Yesterday and last night I felt like Nansen doing the first crossing of Greenland. Or at least that’s what I imagined as a legend in my own mind. Louie and I woke late at the 11,000 foot camp below Motorcycle Hill, where we’d had an epic the day before in high winds and drifts that made 100 yards seem like a mile when we rounded Squirrel Point.
The thought of Nansen didn’t occur to me above Motorcycle Hill, but after we began the downhill low-angled slog from 11,000 down to Kahiltna Base at 7,000 feet, we were ‘in the egg’ of a whiteout the whole way, with a nice spicy finish through a few miles of crevasse fields where thawing snow bridges disguised by a few inches of wind skimmed fresh snow created what was honestly one of the more scary crevasse situations I’ve been in. Of course, there were still folks walking through on foot unroped. Weird.
At one point, I tripped when a ski punched through and landed in a sort of kneeling position, punched a hand and arm in the snow — and all I felt when I wriggled my fingers was air. “Tighten the rope!” I yelled to Louie, luckily we were minding our business and the cord was already firm, but still…
We’re here at the airstrip.
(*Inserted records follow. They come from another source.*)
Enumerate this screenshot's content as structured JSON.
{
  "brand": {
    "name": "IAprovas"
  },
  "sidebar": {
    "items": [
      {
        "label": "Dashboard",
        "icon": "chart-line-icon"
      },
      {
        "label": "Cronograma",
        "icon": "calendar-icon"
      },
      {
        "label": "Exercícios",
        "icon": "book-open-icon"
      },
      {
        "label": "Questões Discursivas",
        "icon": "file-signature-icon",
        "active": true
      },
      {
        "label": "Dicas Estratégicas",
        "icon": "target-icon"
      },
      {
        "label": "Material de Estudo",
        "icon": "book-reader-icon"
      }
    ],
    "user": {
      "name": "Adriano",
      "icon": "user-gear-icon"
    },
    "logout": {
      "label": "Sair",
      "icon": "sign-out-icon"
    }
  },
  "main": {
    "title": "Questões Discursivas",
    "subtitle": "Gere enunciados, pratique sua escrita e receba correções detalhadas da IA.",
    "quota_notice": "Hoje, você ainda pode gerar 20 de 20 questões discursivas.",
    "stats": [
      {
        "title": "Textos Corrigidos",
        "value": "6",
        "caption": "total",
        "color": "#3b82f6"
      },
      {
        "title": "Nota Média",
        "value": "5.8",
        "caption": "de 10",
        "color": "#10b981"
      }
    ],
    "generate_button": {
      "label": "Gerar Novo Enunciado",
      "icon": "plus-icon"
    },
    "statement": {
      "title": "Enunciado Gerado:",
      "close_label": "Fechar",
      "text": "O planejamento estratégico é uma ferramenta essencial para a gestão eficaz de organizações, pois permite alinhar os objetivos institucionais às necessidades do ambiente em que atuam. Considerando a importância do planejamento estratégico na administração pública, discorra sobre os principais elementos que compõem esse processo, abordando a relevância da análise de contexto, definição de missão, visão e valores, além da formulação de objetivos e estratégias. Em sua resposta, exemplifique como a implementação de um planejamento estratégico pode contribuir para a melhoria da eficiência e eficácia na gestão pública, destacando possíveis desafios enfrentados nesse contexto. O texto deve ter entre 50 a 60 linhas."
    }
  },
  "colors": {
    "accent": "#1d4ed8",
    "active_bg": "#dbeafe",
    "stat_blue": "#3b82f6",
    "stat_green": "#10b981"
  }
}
No planes are flying because of the weather, and we may not get out of here till Saturday. I’m busy with blog posts and photo editing, and the boys are trying to finish out our list of sponsor shots. We’ve already got good pics of most gear, but have a few detail shots we feel the need for.
As most of you following this blog know, we’ve not had the best weather on this trip. Starting with our drive from Colorado, it seems like we’ve been following by clouds and storms. Thus, progressing our crew of seven from here to an exciting ski off the summit, and using the one safe weather day we had once acclimated, feels like a solid accomplishment. Only regret is not skiing one of the big lines because of avalanche danger, but life is precious and mountains are patient — and these guys will probably be back.
More soon folks, I’m listening to some mighty intriguing chatter coming from the photographers outside. Men in Patagonia tights? Stay tuned.
Oh, one other thing:
When we got to camp yesterday, alpinists Colin and Bjorn were two days overdue from getting a new route done on Mount Foraker. Base camp manager had watched them summit, then after that, no news. Thank God they stumbled in early this morning after battling their way through the storm. Colin got fairly severe frostbite on his toes, Bjorn looks a bit skeleton-like, but the two are alive. I can’t imagine getting down Sultana in that storm — like I said above, Louie and I even had trouble getting 100 yards around Squirrel Point above Motorcycle Hill.